EXERCISE | Please return all of the records verbatim, with the pictures omitted.

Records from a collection
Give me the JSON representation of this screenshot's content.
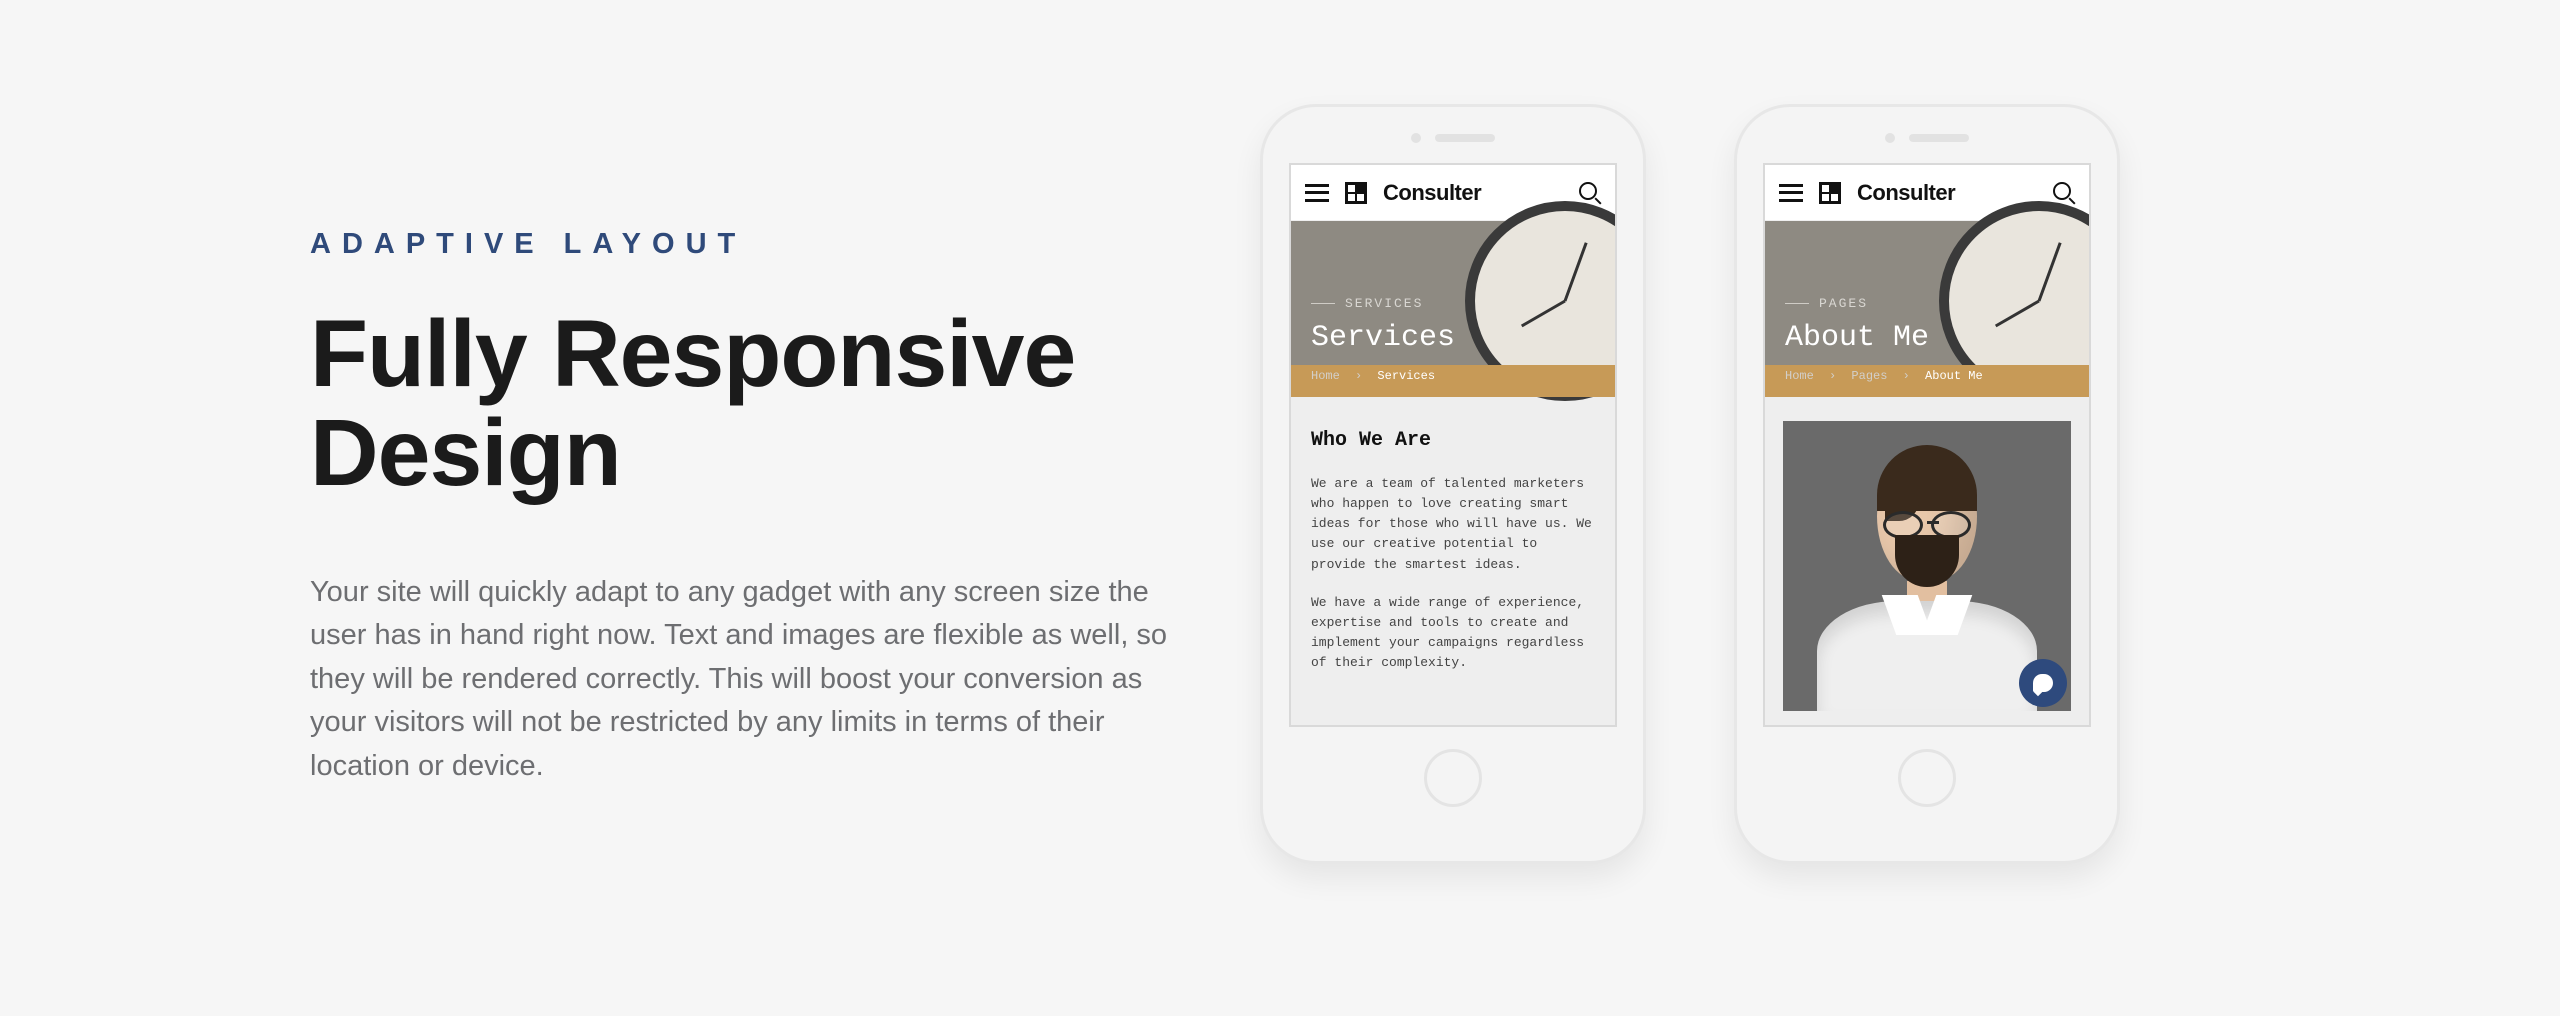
{
  "eyebrow": "ADAPTIVE LAYOUT",
  "heading": "Fully Responsive Design",
  "body": "Your site will quickly adapt to any gadget with any screen size the user has in hand right now. Text and images are flexible as well, so they will be rendered correctly. This will boost your conversion as your visitors will not be restricted by any limits in terms of their location or device.",
  "mockup1": {
    "brand": "Consulter",
    "hero_category": "SERVICES",
    "hero_title": "Services",
    "crumb_home": "Home",
    "crumb_current": "Services",
    "section_title": "Who We Are",
    "para1": "We are a team of talented marketers who happen to love creating smart ideas for those who will have us. We use our creative potential to provide the smartest ideas.",
    "para2": "We have a wide range of experience, expertise and tools to create and implement your campaigns regardless of their complexity."
  },
  "mockup2": {
    "brand": "Consulter",
    "hero_category": "PAGES",
    "hero_title": "About Me",
    "crumb_home": "Home",
    "crumb_mid": "Pages",
    "crumb_current": "About Me"
  },
  "colors": {
    "accent": "#2e4a7d"
  }
}
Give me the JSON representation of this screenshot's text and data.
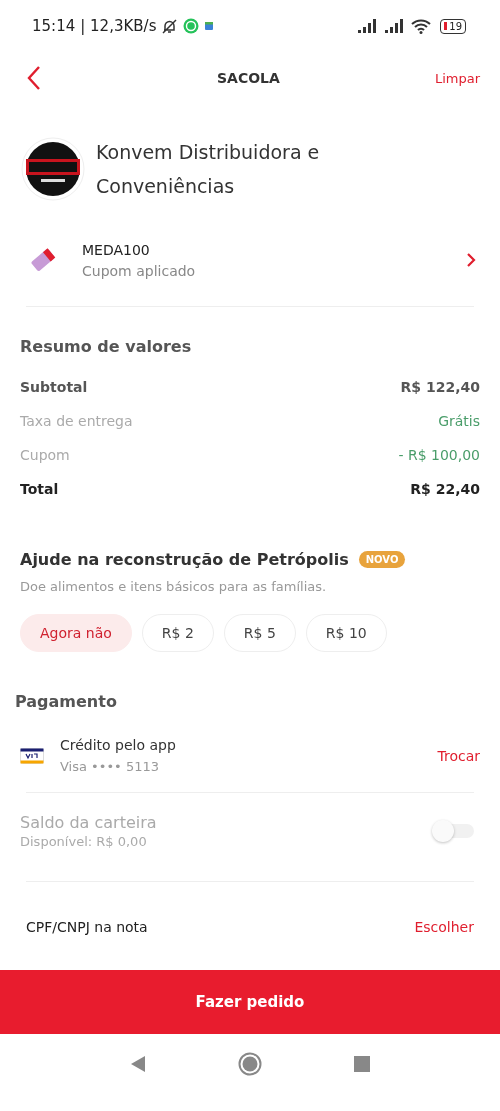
{
  "status_bar": {
    "time": "15:14",
    "speed": "| 12,3KB/s",
    "battery": "19"
  },
  "header": {
    "title": "SACOLA",
    "action": "Limpar"
  },
  "store": {
    "name": "Konvem Distribuidora e Conveniências"
  },
  "coupon": {
    "code": "MEDA100",
    "status": "Cupom aplicado"
  },
  "summary": {
    "title": "Resumo de valores",
    "rows": [
      {
        "kind": "subtotal",
        "label": "Subtotal",
        "value": "R$ 122,40"
      },
      {
        "kind": "fee",
        "label": "Taxa de entrega",
        "value": "Grátis"
      },
      {
        "kind": "discount",
        "label": "Cupom",
        "value": "- R$ 100,00"
      },
      {
        "kind": "total",
        "label": "Total",
        "value": "R$ 22,40"
      }
    ]
  },
  "donation": {
    "title": "Ajude na reconstrução de Petrópolis",
    "badge": "NOVO",
    "subtitle": "Doe alimentos e itens básicos para as famílias.",
    "options": [
      {
        "label": "Agora não",
        "selected": true
      },
      {
        "label": "R$ 2",
        "selected": false
      },
      {
        "label": "R$ 5",
        "selected": false
      },
      {
        "label": "R$ 10",
        "selected": false
      }
    ]
  },
  "payment": {
    "title": "Pagamento",
    "method": "Crédito pelo app",
    "card": "Visa •••• 5113",
    "action": "Trocar"
  },
  "wallet": {
    "title": "Saldo da carteira",
    "available": "Disponível: R$ 0,00",
    "disabled": true,
    "on": false
  },
  "invoice": {
    "label": "CPF/CNPJ na nota",
    "action": "Escolher"
  },
  "order_button": "Fazer pedido"
}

ANSWER BELOW |
Give me the JSON representation of this screenshot's content.
{
  "eyebrow": "ADAPTIVE LAYOUT",
  "heading": "Fully Responsive Design",
  "body": "Your site will quickly adapt to any gadget with any screen size the user has in hand right now. Text and images are flexible as well, so they will be rendered correctly. This will boost your conversion as your visitors will not be restricted by any limits in terms of their location or device.",
  "mockup1": {
    "brand": "Consulter",
    "hero_category": "SERVICES",
    "hero_title": "Services",
    "crumb_home": "Home",
    "crumb_current": "Services",
    "section_title": "Who We Are",
    "para1": "We are a team of talented marketers who happen to love creating smart ideas for those who will have us. We use our creative potential to provide the smartest ideas.",
    "para2": "We have a wide range of experience, expertise and tools to create and implement your campaigns regardless of their complexity."
  },
  "mockup2": {
    "brand": "Consulter",
    "hero_category": "PAGES",
    "hero_title": "About Me",
    "crumb_home": "Home",
    "crumb_mid": "Pages",
    "crumb_current": "About Me"
  },
  "colors": {
    "accent": "#2e4a7d"
  }
}
Give me the JSON representation of this screenshot's text and data.
{
  "status_bar": {
    "time": "15:14",
    "speed": "| 12,3KB/s",
    "battery": "19"
  },
  "header": {
    "title": "SACOLA",
    "action": "Limpar"
  },
  "store": {
    "name": "Konvem Distribuidora e Conveniências"
  },
  "coupon": {
    "code": "MEDA100",
    "status": "Cupom aplicado"
  },
  "summary": {
    "title": "Resumo de valores",
    "rows": [
      {
        "kind": "subtotal",
        "label": "Subtotal",
        "value": "R$ 122,40"
      },
      {
        "kind": "fee",
        "label": "Taxa de entrega",
        "value": "Grátis"
      },
      {
        "kind": "discount",
        "label": "Cupom",
        "value": "- R$ 100,00"
      },
      {
        "kind": "total",
        "label": "Total",
        "value": "R$ 22,40"
      }
    ]
  },
  "donation": {
    "title": "Ajude na reconstrução de Petrópolis",
    "badge": "NOVO",
    "subtitle": "Doe alimentos e itens básicos para as famílias.",
    "options": [
      {
        "label": "Agora não",
        "selected": true
      },
      {
        "label": "R$ 2",
        "selected": false
      },
      {
        "label": "R$ 5",
        "selected": false
      },
      {
        "label": "R$ 10",
        "selected": false
      }
    ]
  },
  "payment": {
    "title": "Pagamento",
    "method": "Crédito pelo app",
    "card": "Visa •••• 5113",
    "action": "Trocar"
  },
  "wallet": {
    "title": "Saldo da carteira",
    "available": "Disponível: R$ 0,00",
    "disabled": true,
    "on": false
  },
  "invoice": {
    "label": "CPF/CNPJ na nota",
    "action": "Escolher"
  },
  "order_button": "Fazer pedido"
}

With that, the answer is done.